It has been known for decades that the enzymes responsible for creating H3K4me3 (epigenetic “writers”) are essential for normal cell development. These enzymes, known as methyltransferases, are reversed by another class of enzymes, known as demethylases (epigenetic “erasers”). Demethylases specifically recognise H3K4me3 and remove this modification from chromatin. H3K4me3 is therefore constantly being created and erased from histone tails.
The scientists found that artificial loss of H3K4me3 leads to a significant increase of RNA polymerase II at the start of genes and increased pausing of RNA polymerase II in the middle of genes. RNA polymerase II is a large enzyme complex that reads DNA and transcribes the genetic information into RNA. In other words, RNA polymerase II is the mechanical driver of gene expression. The results of the study show that H3K4me3 is crucial in regulating the flow of RNA polymerase II, thereby determining when gene expression should occur and the speed at which it runs. Without H3K4me3, RNA polymerase II gets stuck at specific points along DNA, creating a “traffic jam” and slowing down gene expression.
Understanding how genes are activated at the right time can shed light on how cancer may develop.
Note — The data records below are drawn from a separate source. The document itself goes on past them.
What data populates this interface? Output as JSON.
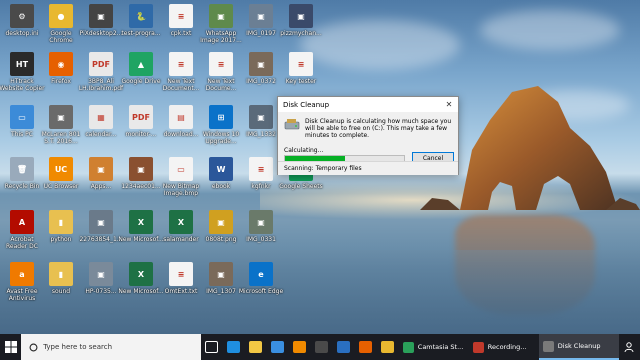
{
  "desktop": {
    "icons": [
      {
        "label": "desktop.ini",
        "color": "#4a4a4a",
        "glyph": "⚙"
      },
      {
        "label": "Google Chrome",
        "color": "#e8b830",
        "glyph": "●"
      },
      {
        "label": "PiXdesktop2...",
        "color": "#444444",
        "glyph": "▣"
      },
      {
        "label": "test-progra...",
        "color": "#2f6aa8",
        "glyph": "🐍"
      },
      {
        "label": "cpk.txt",
        "color": "#f4f4f4",
        "glyph": "≡"
      },
      {
        "label": "WhatsApp Image 2017...",
        "color": "#5f8a4c",
        "glyph": "▣"
      },
      {
        "label": "IMG_0197",
        "color": "#6b7f94",
        "glyph": "▣"
      },
      {
        "label": "pizzmychan...",
        "color": "#3a4a6a",
        "glyph": "▣"
      },
      {
        "label": "HTtrack Website Copier",
        "color": "#2a2a2a",
        "glyph": "HT"
      },
      {
        "label": "Firefox",
        "color": "#e66000",
        "glyph": "◉"
      },
      {
        "label": "3BP8_Ali LH.Ibrahim.pdf",
        "color": "#e9e9e9",
        "glyph": "PDF"
      },
      {
        "label": "Google Drive",
        "color": "#1fa463",
        "glyph": "▲"
      },
      {
        "label": "New Text Document...",
        "color": "#f4f4f4",
        "glyph": "≡"
      },
      {
        "label": "New Text Docume...",
        "color": "#f4f4f4",
        "glyph": "≡"
      },
      {
        "label": "IMG_0372",
        "color": "#7a6a5a",
        "glyph": "▣"
      },
      {
        "label": "Key tester",
        "color": "#f4f4f4",
        "glyph": "≡"
      },
      {
        "label": "This PC",
        "color": "#3c8bd8",
        "glyph": "▭"
      },
      {
        "label": "McLaren 801 S.T. 2016...",
        "color": "#6a6a6a",
        "glyph": "▣"
      },
      {
        "label": "calendar...",
        "color": "#e8e8e8",
        "glyph": "▦"
      },
      {
        "label": "monitor-...",
        "color": "#e9e9e9",
        "glyph": "PDF"
      },
      {
        "label": "download...",
        "color": "#f0f0f0",
        "glyph": "▤"
      },
      {
        "label": "Windows 10 Upgrade...",
        "color": "#0a72c9",
        "glyph": "⊞"
      },
      {
        "label": "IMG_1332",
        "color": "#5a6a7a",
        "glyph": "▣"
      },
      {
        "label": "Recycle Bin",
        "color": "#9ab",
        "glyph": "🗑"
      },
      {
        "label": "UC Browser",
        "color": "#f08a00",
        "glyph": "UC"
      },
      {
        "label": "Apps...",
        "color": "#d08030",
        "glyph": "▣"
      },
      {
        "label": "1234aec01...",
        "color": "#8a5030",
        "glyph": "▣"
      },
      {
        "label": "New Bitmap Image.bmp",
        "color": "#f4f4f4",
        "glyph": "▭"
      },
      {
        "label": "ebook",
        "color": "#2b579a",
        "glyph": "W"
      },
      {
        "label": "kgfnkr",
        "color": "#f4f4f4",
        "glyph": "≡"
      },
      {
        "label": "Google Sheets",
        "color": "#0f9d58",
        "glyph": "▦"
      },
      {
        "label": "Acrobat Reader DC",
        "color": "#b30b00",
        "glyph": "A"
      },
      {
        "label": "python",
        "color": "#e8c050",
        "glyph": "▮"
      },
      {
        "label": "22763854_1...",
        "color": "#6a7a8a",
        "glyph": "▣"
      },
      {
        "label": "New Microsof...",
        "color": "#1e7145",
        "glyph": "X"
      },
      {
        "label": "salamander",
        "color": "#1e7145",
        "glyph": "X"
      },
      {
        "label": "0808t.png",
        "color": "#d0a020",
        "glyph": "▣"
      },
      {
        "label": "IMG_0331",
        "color": "#6a7a6a",
        "glyph": "▣"
      },
      {
        "label": "Avast Free Antivirus",
        "color": "#f07a00",
        "glyph": "a"
      },
      {
        "label": "sound",
        "color": "#e8c050",
        "glyph": "▮"
      },
      {
        "label": "HP-0735...",
        "color": "#7a8a9a",
        "glyph": "▣"
      },
      {
        "label": "New Microsof...",
        "color": "#1e7145",
        "glyph": "X"
      },
      {
        "label": "OmtExt.txt",
        "color": "#f4f4f4",
        "glyph": "≡"
      },
      {
        "label": "IMG_1307",
        "color": "#7a6a5a",
        "glyph": "▣"
      },
      {
        "label": "Microsoft Edge",
        "color": "#0a72c9",
        "glyph": "e"
      }
    ]
  },
  "dialog": {
    "title": "Disk Cleanup",
    "message": "Disk Cleanup is calculating how much space you will be able to free on  (C:). This may take a few minutes to complete.",
    "calculating_label": "Calculating...",
    "progress": 0.5,
    "cancel_label": "Cancel",
    "status_text": "Scanning:   Temporary files",
    "close_glyph": "✕"
  },
  "taskbar": {
    "search_placeholder": "Type here to search",
    "pinned": [
      {
        "name": "task-view",
        "color": "#ffffff"
      },
      {
        "name": "edge",
        "color": "#1f8fe0"
      },
      {
        "name": "file-explorer",
        "color": "#f2c744"
      },
      {
        "name": "store",
        "color": "#3a8fe0"
      },
      {
        "name": "vlc",
        "color": "#f08a00"
      },
      {
        "name": "app-dark",
        "color": "#4a4a4a"
      },
      {
        "name": "app-blue",
        "color": "#2a6fc0"
      },
      {
        "name": "firefox",
        "color": "#e66000"
      },
      {
        "name": "chrome",
        "color": "#e8b830"
      }
    ],
    "windows": [
      {
        "label": "Camtasia St...",
        "color": "#2aa05a"
      },
      {
        "label": "Recording...",
        "color": "#c0392b"
      },
      {
        "label": "Disk Cleanup",
        "color": "#7a7a7a"
      }
    ]
  }
}
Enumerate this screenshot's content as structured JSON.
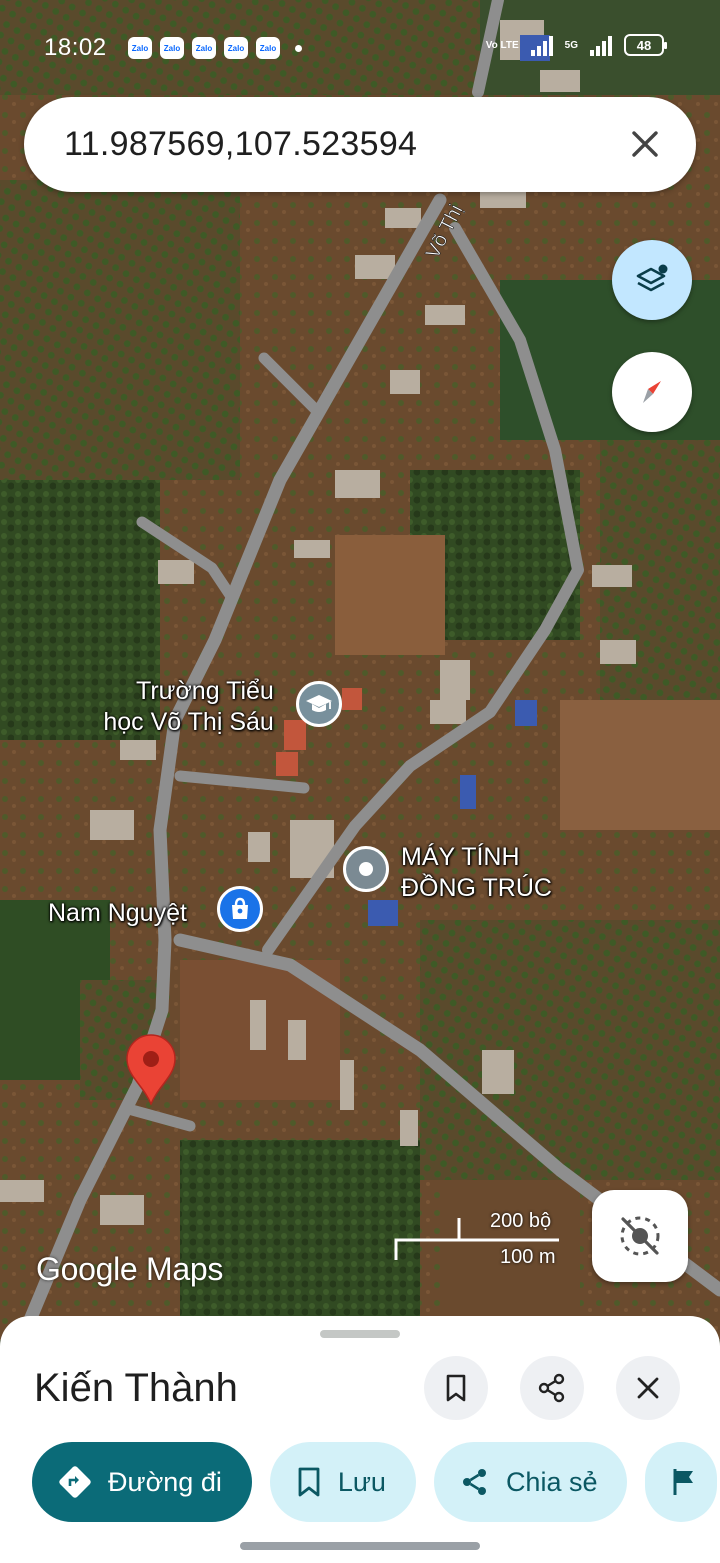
{
  "status_bar": {
    "time": "18:02",
    "notification_apps": [
      "Zalo",
      "Zalo",
      "Zalo",
      "Zalo",
      "Zalo"
    ],
    "network_primary": "Vo LTE",
    "network_secondary": "5G",
    "battery": "48"
  },
  "search": {
    "value": "11.987569,107.523594"
  },
  "map": {
    "road_label": "Võ Thị",
    "pois": [
      {
        "label_line1": "Trường Tiểu",
        "label_line2": "học Võ Thị Sáu",
        "icon": "graduation-cap-icon",
        "color": "#78909c"
      },
      {
        "label_line1": "MÁY TÍNH",
        "label_line2": "ĐỒNG TRÚC",
        "icon": "place-dot-icon",
        "color": "#7b8a93"
      },
      {
        "label_line1": "Nam Nguyệt",
        "icon": "shopping-bag-icon",
        "color": "#1a73e8"
      }
    ],
    "pin_color": "#ea4335",
    "scale_imperial": "200 bộ",
    "scale_metric": "100 m",
    "logo_text": "Google Maps"
  },
  "place": {
    "title": "Kiến Thành"
  },
  "actions": {
    "directions": "Đường đi",
    "save": "Lưu",
    "share": "Chia sẻ"
  },
  "colors": {
    "accent": "#0b6b78",
    "chip_bg": "#d3f1f8",
    "fab_layers": "#c2e7ff"
  }
}
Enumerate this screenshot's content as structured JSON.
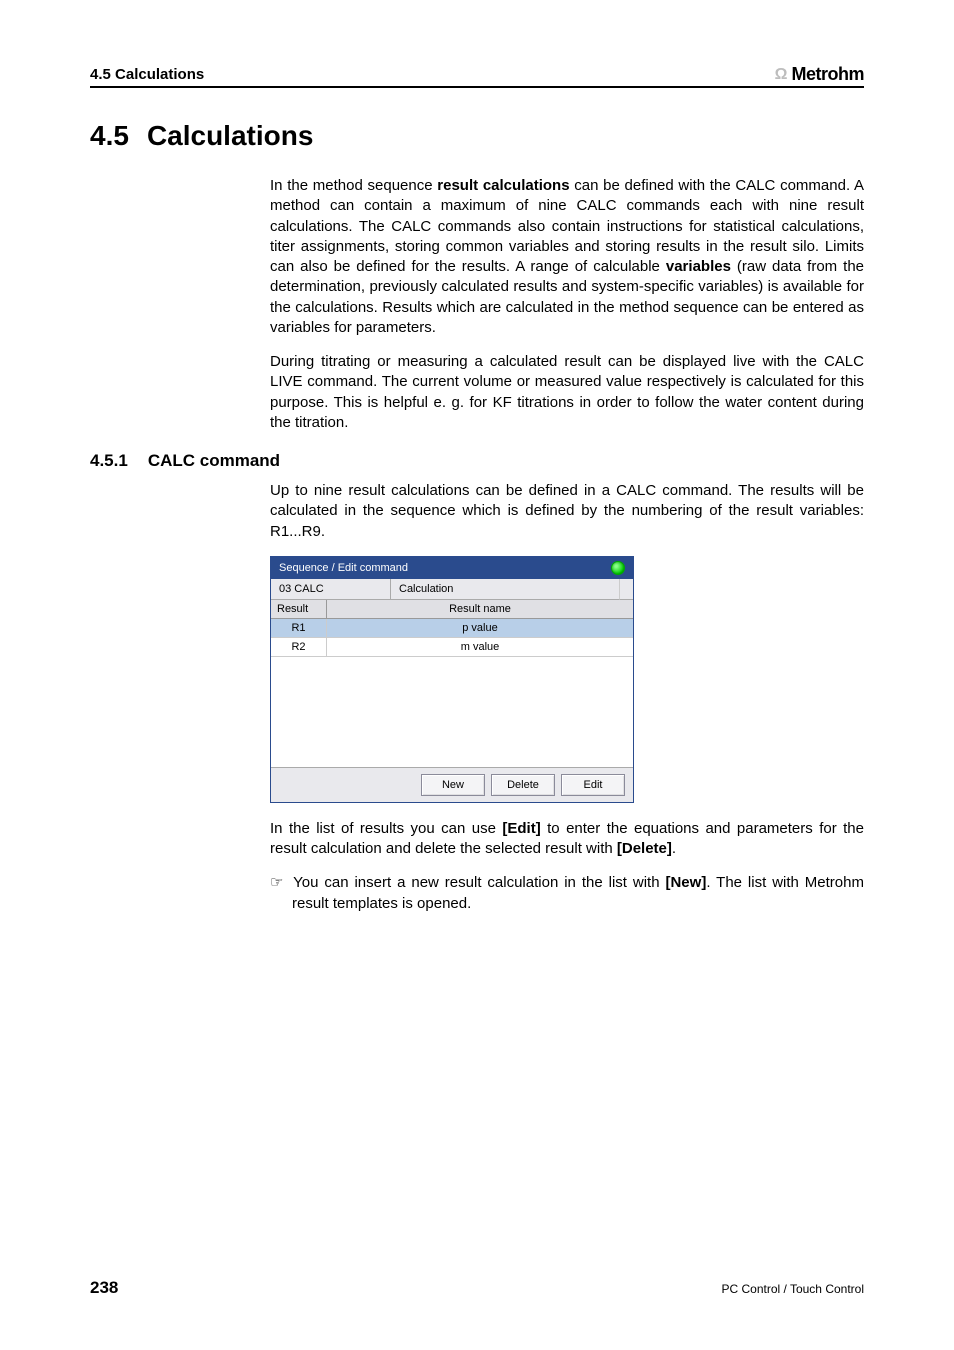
{
  "header": {
    "left": "4.5 Calculations",
    "brand_symbol": "Ω",
    "brand_text": "Metrohm"
  },
  "section": {
    "number": "4.5",
    "title": "Calculations",
    "para1_a": "In the method sequence ",
    "para1_b_bold": "result calculations",
    "para1_c": " can be defined with the CALC command. A method can contain a maximum of nine CALC commands each with nine result calculations. The CALC commands also contain instructions for statistical calculations, titer assignments, storing common variables and storing results in the result silo. Limits can also be defined for the results. A range of calculable ",
    "para1_d_bold": "variables",
    "para1_e": " (raw data from the determination, previously calculated results and system-specific variables) is available for the calculations. Results which are calculated in the method sequence can be entered as variables for parameters.",
    "para2": "During titrating or measuring a calculated result can be displayed live with the CALC LIVE command. The current volume or measured value respectively is calculated for this purpose. This is helpful e. g. for KF titrations in order to follow the water content during the titration."
  },
  "subsection": {
    "number": "4.5.1",
    "title": "CALC command",
    "para1": "Up to nine result calculations can be defined in a CALC command. The results will be calculated in the sequence which is defined by the numbering of the result variables: R1...R9."
  },
  "panel": {
    "title": "Sequence / Edit command",
    "step_label": "03   CALC",
    "tab_label": "Calculation",
    "col_result": "Result",
    "col_name": "Result name",
    "rows": [
      {
        "id": "R1",
        "name": "p value"
      },
      {
        "id": "R2",
        "name": "m value"
      }
    ],
    "buttons": {
      "new": "New",
      "delete": "Delete",
      "edit": "Edit"
    }
  },
  "after_panel": {
    "para1_a": "In the list of results you can use ",
    "para1_b_bold": "[Edit]",
    "para1_c": " to enter the equations and parameters for the result calculation and delete the selected result with ",
    "para1_d_bold": "[Delete]",
    "para1_e": ".",
    "note_hand": "☞",
    "note_a": " You can insert a new result calculation in the list with ",
    "note_b_bold": "[New]",
    "note_c": ". The list with Metrohm result templates is opened."
  },
  "footer": {
    "page": "238",
    "right": "PC Control / Touch Control"
  }
}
Increased expression of certain genes and reduced expression of others can contribute to runaway cell division, that is one of the hallmarks of cancer. Indeed, it is well established that the epigenetic status is widely altered during cancer progression. Previous studies have also suggested that disruption of H3K3me3 in particular is involved in cancer development and methyltransferase enzymes responsible for creating H3K4me3 are often found to be mutated in cancer.
This new breakthrough could therefore pave the way for a new class of cancer treatments that target epigenetic “traffic lights”, for example to repress genes involved in cancer, or to re-activate helpful genes that cancer cells learn to switch off. Drugs which target epigenetic “writers” and “readers” are also being developed to treat certain cancers. For example, small molecule inhibitors of histone methyltransferase enzymes, such as pinometastat and tazemetostat have been shown to display promising anti-tumour effects. Nevertheless, a major challenge faced by these drugs is that epigenetic events are distributed pervasively across the genomes of both healthy and cancerous cells. Therefore, approaches which can selectively target cancerous cells will likely be the focus of epigenetic-targeted therapies going forward.
It is clear that further developments in the exciting field of epigenetics will continue to expand our knowledge of the complex nature of gene regulation, and we expect to see more epigenetic-targeting therapeutics reaching the market in the near future.
J A Kemp attorneys, including Joanne Roberts, Karen Ng and Hiro Shimazaki have expertise in the field of epigenetics. Hiro’s Masters project focused on the role of ubiquitylation of histones in recruitment of histone variants. Karen’s PhD focused on the role of the non-coding RNA Xist in gene silencing in embryonic stem cells.